§ RECORDS FOR PROCESSING:
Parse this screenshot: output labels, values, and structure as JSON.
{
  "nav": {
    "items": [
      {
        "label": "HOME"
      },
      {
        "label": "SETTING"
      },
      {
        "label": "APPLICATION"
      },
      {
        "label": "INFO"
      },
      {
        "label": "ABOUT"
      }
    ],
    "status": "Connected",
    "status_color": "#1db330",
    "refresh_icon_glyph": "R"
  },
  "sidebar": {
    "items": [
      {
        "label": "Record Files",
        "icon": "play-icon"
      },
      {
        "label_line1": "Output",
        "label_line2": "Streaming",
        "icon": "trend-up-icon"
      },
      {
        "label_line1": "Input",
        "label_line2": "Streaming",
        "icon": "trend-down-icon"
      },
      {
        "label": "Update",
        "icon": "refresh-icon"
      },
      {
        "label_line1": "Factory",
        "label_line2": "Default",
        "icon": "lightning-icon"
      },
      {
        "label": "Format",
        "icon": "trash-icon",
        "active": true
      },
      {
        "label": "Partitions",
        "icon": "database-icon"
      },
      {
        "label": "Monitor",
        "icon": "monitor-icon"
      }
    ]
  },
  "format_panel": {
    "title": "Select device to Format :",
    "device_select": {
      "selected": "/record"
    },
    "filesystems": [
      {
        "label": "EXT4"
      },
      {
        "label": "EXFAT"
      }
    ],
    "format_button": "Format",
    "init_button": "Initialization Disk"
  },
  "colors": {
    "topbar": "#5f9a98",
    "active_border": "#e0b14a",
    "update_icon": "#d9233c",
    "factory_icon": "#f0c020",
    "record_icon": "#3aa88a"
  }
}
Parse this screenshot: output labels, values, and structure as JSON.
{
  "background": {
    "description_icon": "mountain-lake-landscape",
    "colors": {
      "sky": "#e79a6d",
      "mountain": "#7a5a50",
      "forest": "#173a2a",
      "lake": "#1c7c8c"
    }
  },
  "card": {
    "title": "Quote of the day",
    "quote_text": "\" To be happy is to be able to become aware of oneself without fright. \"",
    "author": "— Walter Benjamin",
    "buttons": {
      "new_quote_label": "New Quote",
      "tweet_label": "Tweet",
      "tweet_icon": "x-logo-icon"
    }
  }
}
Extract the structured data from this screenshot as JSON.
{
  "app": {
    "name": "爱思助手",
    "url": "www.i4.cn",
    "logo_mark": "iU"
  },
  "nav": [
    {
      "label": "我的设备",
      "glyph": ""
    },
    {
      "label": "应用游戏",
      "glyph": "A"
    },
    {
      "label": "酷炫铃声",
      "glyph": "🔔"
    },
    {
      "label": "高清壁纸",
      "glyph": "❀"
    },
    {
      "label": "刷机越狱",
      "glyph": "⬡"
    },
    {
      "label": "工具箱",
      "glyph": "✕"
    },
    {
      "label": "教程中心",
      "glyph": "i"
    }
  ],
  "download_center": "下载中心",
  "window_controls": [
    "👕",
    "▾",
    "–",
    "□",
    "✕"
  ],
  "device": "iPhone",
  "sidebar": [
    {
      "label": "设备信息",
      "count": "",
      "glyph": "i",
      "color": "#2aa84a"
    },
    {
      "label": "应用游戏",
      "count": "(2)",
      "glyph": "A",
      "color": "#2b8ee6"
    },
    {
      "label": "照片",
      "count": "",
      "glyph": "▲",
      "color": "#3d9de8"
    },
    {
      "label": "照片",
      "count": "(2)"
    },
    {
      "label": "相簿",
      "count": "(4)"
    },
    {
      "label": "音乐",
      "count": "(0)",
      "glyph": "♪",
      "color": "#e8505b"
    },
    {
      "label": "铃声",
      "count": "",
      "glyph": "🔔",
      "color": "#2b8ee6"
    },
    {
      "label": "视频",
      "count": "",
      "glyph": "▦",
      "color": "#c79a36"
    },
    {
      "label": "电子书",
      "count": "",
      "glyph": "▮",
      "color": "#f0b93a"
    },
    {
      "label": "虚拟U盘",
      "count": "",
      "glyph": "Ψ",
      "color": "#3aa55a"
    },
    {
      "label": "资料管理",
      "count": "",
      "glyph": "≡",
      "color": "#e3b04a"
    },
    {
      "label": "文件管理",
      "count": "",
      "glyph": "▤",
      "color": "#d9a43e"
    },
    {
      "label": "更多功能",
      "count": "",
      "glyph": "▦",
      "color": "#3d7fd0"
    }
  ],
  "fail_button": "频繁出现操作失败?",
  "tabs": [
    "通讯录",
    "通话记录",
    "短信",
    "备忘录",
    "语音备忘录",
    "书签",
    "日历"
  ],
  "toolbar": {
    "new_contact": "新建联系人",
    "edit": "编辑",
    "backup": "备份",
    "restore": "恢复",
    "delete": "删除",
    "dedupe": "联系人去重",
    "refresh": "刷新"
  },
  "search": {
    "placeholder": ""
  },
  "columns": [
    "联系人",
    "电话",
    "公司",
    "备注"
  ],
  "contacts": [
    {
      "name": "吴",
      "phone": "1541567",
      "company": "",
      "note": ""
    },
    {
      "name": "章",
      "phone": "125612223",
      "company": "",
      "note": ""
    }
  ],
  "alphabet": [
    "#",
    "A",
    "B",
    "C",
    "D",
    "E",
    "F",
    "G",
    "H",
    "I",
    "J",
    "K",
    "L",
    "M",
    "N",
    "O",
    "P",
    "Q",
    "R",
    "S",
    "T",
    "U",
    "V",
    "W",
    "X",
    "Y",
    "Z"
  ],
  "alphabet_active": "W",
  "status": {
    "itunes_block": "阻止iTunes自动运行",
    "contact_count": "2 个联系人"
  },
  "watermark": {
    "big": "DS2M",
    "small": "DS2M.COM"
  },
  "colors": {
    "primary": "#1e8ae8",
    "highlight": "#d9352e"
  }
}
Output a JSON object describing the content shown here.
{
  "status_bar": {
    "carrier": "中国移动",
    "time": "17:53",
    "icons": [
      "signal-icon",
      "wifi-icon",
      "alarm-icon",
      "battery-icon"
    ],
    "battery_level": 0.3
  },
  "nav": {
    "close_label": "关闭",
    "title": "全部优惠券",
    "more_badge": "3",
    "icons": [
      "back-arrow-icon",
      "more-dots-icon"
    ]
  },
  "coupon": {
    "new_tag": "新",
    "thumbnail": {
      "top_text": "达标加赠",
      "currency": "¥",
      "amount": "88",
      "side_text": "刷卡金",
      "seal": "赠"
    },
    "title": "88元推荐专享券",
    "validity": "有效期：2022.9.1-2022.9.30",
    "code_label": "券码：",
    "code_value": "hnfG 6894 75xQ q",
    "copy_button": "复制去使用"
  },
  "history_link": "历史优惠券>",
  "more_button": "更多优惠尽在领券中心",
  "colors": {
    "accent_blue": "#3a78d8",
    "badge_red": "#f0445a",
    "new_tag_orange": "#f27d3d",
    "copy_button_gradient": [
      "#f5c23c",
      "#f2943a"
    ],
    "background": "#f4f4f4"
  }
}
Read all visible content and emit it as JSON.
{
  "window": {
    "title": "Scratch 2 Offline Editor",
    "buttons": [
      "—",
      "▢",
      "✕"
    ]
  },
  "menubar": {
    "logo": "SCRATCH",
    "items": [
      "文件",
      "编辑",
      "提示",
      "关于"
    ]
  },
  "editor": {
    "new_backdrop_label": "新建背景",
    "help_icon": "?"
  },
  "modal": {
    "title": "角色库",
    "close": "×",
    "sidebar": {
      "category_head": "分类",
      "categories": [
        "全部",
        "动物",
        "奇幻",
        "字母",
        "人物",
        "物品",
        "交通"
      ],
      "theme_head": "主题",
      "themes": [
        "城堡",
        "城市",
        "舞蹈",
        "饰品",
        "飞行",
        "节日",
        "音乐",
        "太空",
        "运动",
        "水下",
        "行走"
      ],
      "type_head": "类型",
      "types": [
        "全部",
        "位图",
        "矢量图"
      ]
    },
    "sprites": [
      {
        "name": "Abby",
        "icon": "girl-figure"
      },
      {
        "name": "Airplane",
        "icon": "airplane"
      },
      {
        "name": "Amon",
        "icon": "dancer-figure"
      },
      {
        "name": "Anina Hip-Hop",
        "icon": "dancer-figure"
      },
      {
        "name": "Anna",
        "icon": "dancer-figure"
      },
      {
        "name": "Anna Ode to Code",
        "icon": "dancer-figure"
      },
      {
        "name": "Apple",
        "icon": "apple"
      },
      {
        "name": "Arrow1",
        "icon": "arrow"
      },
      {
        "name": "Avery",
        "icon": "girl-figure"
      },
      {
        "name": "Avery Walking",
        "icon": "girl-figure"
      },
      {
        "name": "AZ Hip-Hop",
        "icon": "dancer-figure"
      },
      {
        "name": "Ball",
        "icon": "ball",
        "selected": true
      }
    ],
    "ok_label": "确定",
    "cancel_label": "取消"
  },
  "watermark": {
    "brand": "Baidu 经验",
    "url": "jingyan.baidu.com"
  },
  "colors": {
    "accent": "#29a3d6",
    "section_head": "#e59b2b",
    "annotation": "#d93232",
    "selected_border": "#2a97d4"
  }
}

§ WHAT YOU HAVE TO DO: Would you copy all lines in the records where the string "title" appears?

§ REPLY:
    "title": "Select device to Format :",
    "title": "Quote of the day",
    "title": "全部优惠券",
    "title": "88元推荐专享券",
    "title": "Scratch 2 Offline Editor",
    "title": "角色库",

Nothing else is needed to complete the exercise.